## WHAT NEEDS TO BE DONE
Each line of the data below that contains "title" must be copied.

## AVAILABLE DATA
****
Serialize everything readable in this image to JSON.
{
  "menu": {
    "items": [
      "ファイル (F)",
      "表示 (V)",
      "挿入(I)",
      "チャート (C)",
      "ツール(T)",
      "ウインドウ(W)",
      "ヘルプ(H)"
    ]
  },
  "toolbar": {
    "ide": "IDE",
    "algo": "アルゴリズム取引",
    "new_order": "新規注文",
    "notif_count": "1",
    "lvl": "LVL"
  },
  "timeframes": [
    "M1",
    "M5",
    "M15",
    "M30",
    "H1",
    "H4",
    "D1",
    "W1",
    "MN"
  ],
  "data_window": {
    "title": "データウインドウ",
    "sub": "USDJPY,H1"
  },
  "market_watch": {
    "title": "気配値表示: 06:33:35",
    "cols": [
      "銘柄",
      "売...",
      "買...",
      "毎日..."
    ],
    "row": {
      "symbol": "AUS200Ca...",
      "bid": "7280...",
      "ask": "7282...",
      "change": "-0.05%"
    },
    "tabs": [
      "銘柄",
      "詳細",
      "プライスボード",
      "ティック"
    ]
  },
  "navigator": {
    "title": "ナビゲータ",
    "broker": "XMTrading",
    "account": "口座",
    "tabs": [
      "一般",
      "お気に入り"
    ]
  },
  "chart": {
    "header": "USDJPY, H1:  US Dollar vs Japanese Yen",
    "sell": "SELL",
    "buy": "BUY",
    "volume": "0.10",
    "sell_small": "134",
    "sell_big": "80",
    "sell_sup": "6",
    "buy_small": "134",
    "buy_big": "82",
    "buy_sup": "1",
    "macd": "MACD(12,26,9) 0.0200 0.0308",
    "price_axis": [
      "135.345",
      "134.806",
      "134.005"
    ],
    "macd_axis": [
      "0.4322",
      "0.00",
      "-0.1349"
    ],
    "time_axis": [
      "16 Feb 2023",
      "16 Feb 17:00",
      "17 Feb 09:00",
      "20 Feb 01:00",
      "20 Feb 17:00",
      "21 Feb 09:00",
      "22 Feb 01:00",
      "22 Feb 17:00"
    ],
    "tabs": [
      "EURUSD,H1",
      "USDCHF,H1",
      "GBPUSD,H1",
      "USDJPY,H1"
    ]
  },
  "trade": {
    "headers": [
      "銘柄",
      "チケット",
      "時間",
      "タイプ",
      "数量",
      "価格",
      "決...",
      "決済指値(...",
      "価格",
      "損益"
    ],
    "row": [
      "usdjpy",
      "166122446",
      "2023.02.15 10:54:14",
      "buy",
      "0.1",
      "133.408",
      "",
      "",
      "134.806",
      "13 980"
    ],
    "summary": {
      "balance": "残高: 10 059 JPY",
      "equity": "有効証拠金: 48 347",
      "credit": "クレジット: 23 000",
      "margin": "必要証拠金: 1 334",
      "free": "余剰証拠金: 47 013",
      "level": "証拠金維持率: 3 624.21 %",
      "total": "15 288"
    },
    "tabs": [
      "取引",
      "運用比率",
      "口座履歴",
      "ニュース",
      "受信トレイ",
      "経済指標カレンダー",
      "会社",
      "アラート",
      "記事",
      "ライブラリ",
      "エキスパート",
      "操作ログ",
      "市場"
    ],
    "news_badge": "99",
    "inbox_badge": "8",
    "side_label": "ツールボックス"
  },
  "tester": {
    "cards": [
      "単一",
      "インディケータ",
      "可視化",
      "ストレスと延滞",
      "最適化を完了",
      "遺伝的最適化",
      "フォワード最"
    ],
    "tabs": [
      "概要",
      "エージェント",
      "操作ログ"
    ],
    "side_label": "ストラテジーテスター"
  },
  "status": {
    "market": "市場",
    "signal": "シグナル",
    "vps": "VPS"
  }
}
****
## RESULT FOR THIS EXERCISE
    "title": "データウインドウ",
    "title": "気配値表示: 06:33:35",
    "title": "ナビゲータ",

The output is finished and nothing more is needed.